Jesse Micklethwaite (b. 1904) was Harriet’s younger brother. He lived most of his life in Yorkshire where he worked his way up in an engineering business, the Beverley Brass Foundry. His nephew claimed that the owner of the business had seen him as a son and eventually he had taken the business over. He was a fairly wealthy man and in the last decades of his life lived in a suburban bungalow in the affluent part of Driffield. He married fairly late in life and had no children. He stayed close to his sister throughout his life – a closeness that caused Anne, his wife, some problems for she and Harriet did not get on well. He also was on good terms with one of his sister’s step-sons who was also a cousin, and it was to him he gave these notes, written at some time in the late 1980s. He died in 1993, his wife predeceased him.
Jesse wrote down what he recalled of the family history. Not everything he recalled was correct, but it is an interesting list of his uncles and aunts.
‘My grandmother … had nine children, 4 daughters and 5 sons:
Elizabeth Ann, married Alfred Patrickson (coal miner) and had three children Joseph, Albert and Nellie
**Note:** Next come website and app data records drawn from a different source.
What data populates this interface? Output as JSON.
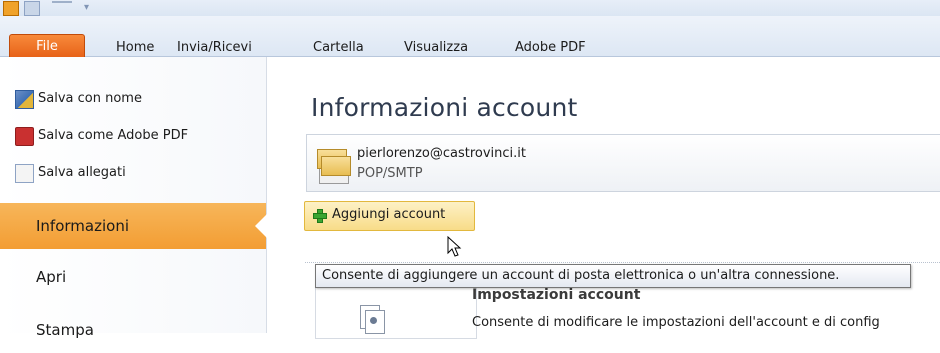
{
  "tabs": {
    "file": "File",
    "home": "Home",
    "invia": "Invia/Ricevi",
    "cartella": "Cartella",
    "visualizza": "Visualizza",
    "adobe": "Adobe PDF"
  },
  "backstage": {
    "commands": {
      "save_as": "Salva con nome",
      "save_pdf": "Salva come Adobe PDF",
      "save_attachments": "Salva allegati"
    },
    "nav": {
      "info": "Informazioni",
      "open": "Apri",
      "print": "Stampa"
    }
  },
  "info": {
    "title": "Informazioni account",
    "account_email": "pierlorenzo@castrovinci.it",
    "account_type": "POP/SMTP",
    "add_account": "Aggiungi account",
    "tooltip": "Consente di aggiungere un account di posta elettronica o un'altra connessione.",
    "settings_title": "Impostazioni account",
    "settings_desc": "Consente di modificare le impostazioni dell'account e di config"
  },
  "icons": {
    "app": "outlook-app-icon",
    "save": "save-icon",
    "undo": "undo-icon",
    "save_as": "save-as-icon",
    "pdf": "pdf-icon",
    "attachments": "attachments-icon",
    "account": "account-cards-icon",
    "add": "green-plus-icon",
    "settings": "account-settings-icon",
    "cursor": "mouse-pointer-icon"
  },
  "colors": {
    "file_tab": "#e45b12",
    "active_nav": "#f39d33",
    "add_button": "#f8dc88"
  }
}
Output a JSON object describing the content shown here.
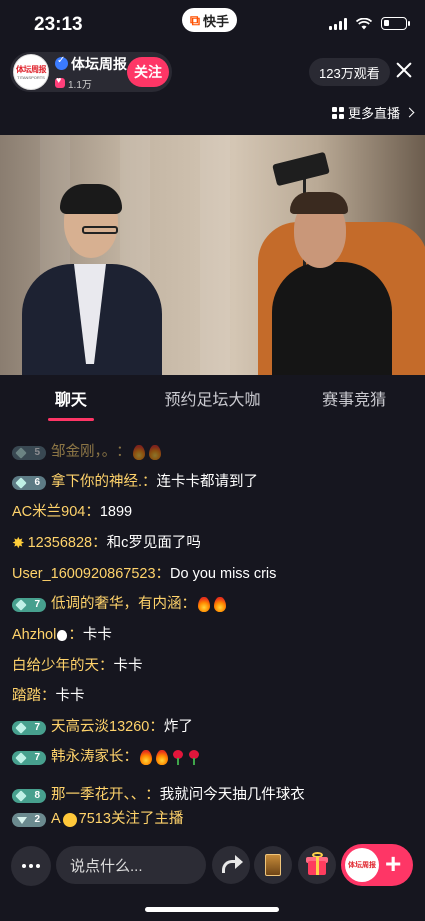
{
  "status_bar": {
    "time": "23:13",
    "app_name": "快手"
  },
  "anchor": {
    "logo_text": "体坛周报",
    "logo_subtext": "TITANSPORTS",
    "name": "体坛周报",
    "likes": "1.1万",
    "follow_label": "关注"
  },
  "viewers": "123万观看",
  "more_live_label": "更多直播",
  "tabs": [
    {
      "label": "聊天",
      "active": true
    },
    {
      "label": "预约足坛大咖",
      "active": false
    },
    {
      "label": "赛事竞猜",
      "active": false
    }
  ],
  "chat": {
    "messages": [
      {
        "level": "5",
        "user": "邹金刚，。",
        "sep": "：",
        "content": ""
      },
      {
        "level": "6",
        "user": "拿下你的神经.",
        "sep": "：",
        "content": "连卡卡都请到了"
      },
      {
        "user": "AC米兰904",
        "sep": "：",
        "content": "1899"
      },
      {
        "user": "12356828",
        "sep": "：",
        "content": "和c罗见面了吗"
      },
      {
        "user": "User_1600920867523",
        "sep": "：",
        "content": "Do you miss cris"
      },
      {
        "level": "7",
        "user": "低调的奢华，有内涵",
        "sep": "：",
        "content": ""
      },
      {
        "user": "Ahzhol",
        "sep": "：",
        "content": "卡卡"
      },
      {
        "user": "白给少年的天",
        "sep": "：",
        "content": "卡卡"
      },
      {
        "user": "踏踏",
        "sep": "：",
        "content": "卡卡"
      },
      {
        "level": "7",
        "user": "天高云淡13260",
        "sep": "：",
        "content": "炸了"
      },
      {
        "level": "7",
        "user": "韩永涛家长",
        "sep": "：",
        "content": ""
      },
      {
        "level": "8",
        "user": "那一季花开、、",
        "sep": "：",
        "content": "我就问今天抽几件球衣"
      }
    ],
    "follow_notice": {
      "level": "2",
      "user_prefix": "A",
      "user_suffix": "7513",
      "action": " 关注了主播"
    }
  },
  "bottom_bar": {
    "input_placeholder": "说点什么...",
    "anchor_logo_text": "体坛周报"
  },
  "icons": {
    "more": "more-dots-icon",
    "share": "share-arrow-icon",
    "card": "card-icon",
    "gift": "gift-icon",
    "plus": "plus-icon",
    "close": "close-icon"
  },
  "colors": {
    "accent": "#fe3666",
    "username": "#ffd36b",
    "background": "#16161f"
  }
}
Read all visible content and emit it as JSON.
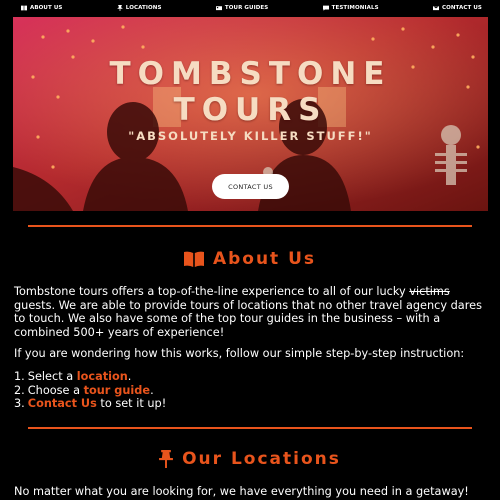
{
  "nav": {
    "items": [
      {
        "label": "ABOUT US",
        "icon": "book-icon"
      },
      {
        "label": "LOCATIONS",
        "icon": "pin-icon"
      },
      {
        "label": "TOUR GUIDES",
        "icon": "id-card-icon"
      },
      {
        "label": "TESTIMONIALS",
        "icon": "comment-icon"
      },
      {
        "label": "CONTACT US",
        "icon": "envelope-icon"
      }
    ]
  },
  "hero": {
    "title_line1": "TOMBSTONE",
    "title_line2": "TOURS",
    "tagline": "\"ABSOLUTELY KILLER STUFF!\"",
    "cta_label": "CONTACT US"
  },
  "about": {
    "heading": "About Us",
    "p1_part1": "Tombstone tours offers a top-of-the-line experience to all of our lucky ",
    "p1_strike": "victims",
    "p1_part2": " guests. We are able to provide tours of locations that no other travel agency dares to touch. We also have some of the top tour guides in the business – with a combined 500+ years of experience!",
    "p2": "If you are wondering how this works, follow our simple step-by-step instruction:",
    "steps": [
      {
        "num": "1.",
        "pre": "Select a ",
        "link": "location",
        "post": "."
      },
      {
        "num": "2.",
        "pre": "Choose a ",
        "link": "tour guide",
        "post": "."
      },
      {
        "num": "3.",
        "pre": "",
        "link": "Contact Us",
        "post": " to set it up!"
      }
    ]
  },
  "locations": {
    "heading": "Our Locations",
    "p1": "No matter what you are looking for, we have everything you need in a getaway! Secluded"
  },
  "colors": {
    "accent": "#e8541c",
    "background": "#000000",
    "hero_text": "#f6dcc2"
  }
}
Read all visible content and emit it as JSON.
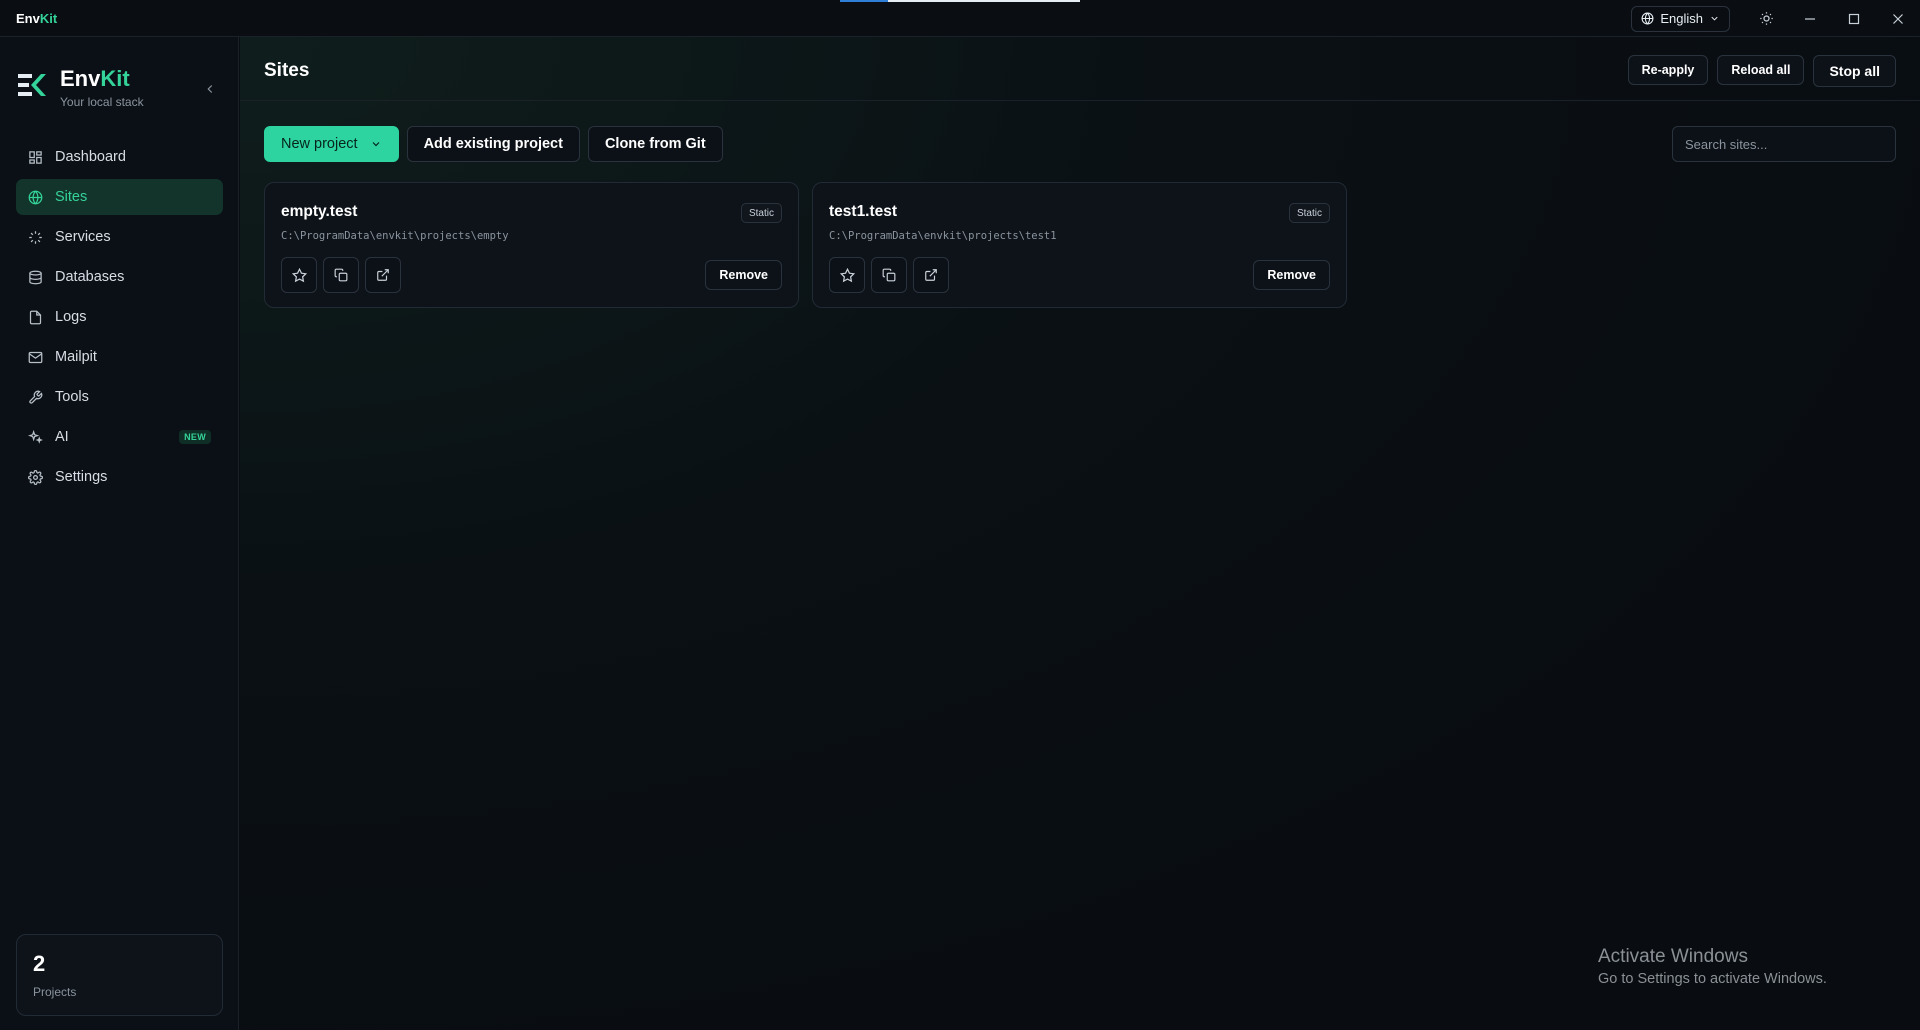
{
  "titlebar": {
    "brand_env": "Env",
    "brand_kit": "Kit",
    "language": "English"
  },
  "sidebar": {
    "logo_env": "Env",
    "logo_kit": "Kit",
    "tagline": "Your local stack",
    "items": [
      {
        "label": "Dashboard",
        "icon": "dashboard-icon"
      },
      {
        "label": "Sites",
        "icon": "globe-icon",
        "active": true
      },
      {
        "label": "Services",
        "icon": "loader-icon"
      },
      {
        "label": "Databases",
        "icon": "database-icon"
      },
      {
        "label": "Logs",
        "icon": "file-icon"
      },
      {
        "label": "Mailpit",
        "icon": "mail-icon"
      },
      {
        "label": "Tools",
        "icon": "wrench-icon"
      },
      {
        "label": "AI",
        "icon": "sparkles-icon",
        "badge": "NEW"
      },
      {
        "label": "Settings",
        "icon": "gear-icon"
      }
    ],
    "projects": {
      "count": "2",
      "label": "Projects"
    }
  },
  "header": {
    "title": "Sites",
    "actions": {
      "reapply": "Re-apply",
      "reload_all": "Reload all",
      "stop_all": "Stop all"
    }
  },
  "toolbar": {
    "new_project": "New project",
    "add_existing": "Add existing project",
    "clone_git": "Clone from Git",
    "search_placeholder": "Search sites..."
  },
  "sites": [
    {
      "name": "empty.test",
      "type": "Static",
      "path": "C:\\ProgramData\\envkit\\projects\\empty",
      "remove": "Remove"
    },
    {
      "name": "test1.test",
      "type": "Static",
      "path": "C:\\ProgramData\\envkit\\projects\\test1",
      "remove": "Remove"
    }
  ],
  "watermark": {
    "title": "Activate Windows",
    "subtitle": "Go to Settings to activate Windows."
  },
  "colors": {
    "accent": "#2dd4a0",
    "background": "#090d12",
    "active_nav_bg": "#12342b"
  }
}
Maria married Jonathon Hartley (coal miner) and had three children William, Sydney and Evelyn
Sarah married Joah Micklethwaite (works time-keeper) and had three children Ernest, Jess and Harriet
Ruth left home for America in her early twenties and was not married, evidently she prospered and turned out very well and a very rich woman. Living in Streater, Illinois, she did marry in her 80s but unfortunately died soon after
(Note this is wrong, Ruth was Kelita’s wife’s sister who, according to Harriet managed a steel mill)
Walter (engineer) married Lily (?) and had five children, Reg, Archie, Edgar and Sybil
William (Boiler maker) married Maud (?) and had three children Wilfred, Tom and Evelyn
James immigrated to New York early in life, he was not married, unfortunately he was killed in a train accident and buried in America
Charles was married and had a son called Kelita – no further details
Joe invited to visit his sister Ruth in Illinois, but after a time she gave him the push! I have no further information on this chap but I do remember when mother and I visited Ruth (1912) Joe used to spend the best part of the day in a rocking chair placed on the porch chewing tobacco!
(According to the census there was another son, Ernest b.1879)
One further detail, grandfather Kelita Crossland was in the engineering business and worked for Dennison’s of Leeds, the used to manufacture tensile and compression testing machines ect and Kelita travelled abroad frequently installing these machines.
(This is wrong Kelita worked for Tannet Walker)
My note, James Crossland crossed Liverpool to Boston in April 1912; the register records him as living in Hall Street, Leeds and travelling to ‘Place Lavell.’ In 1912 the young Jesse was travelling on the Mauretania back to Fishguard with his mother Sarah Micklethwaite. I can find no record of ‘Joe’ and I rather suspect Jesse is confusing names with James.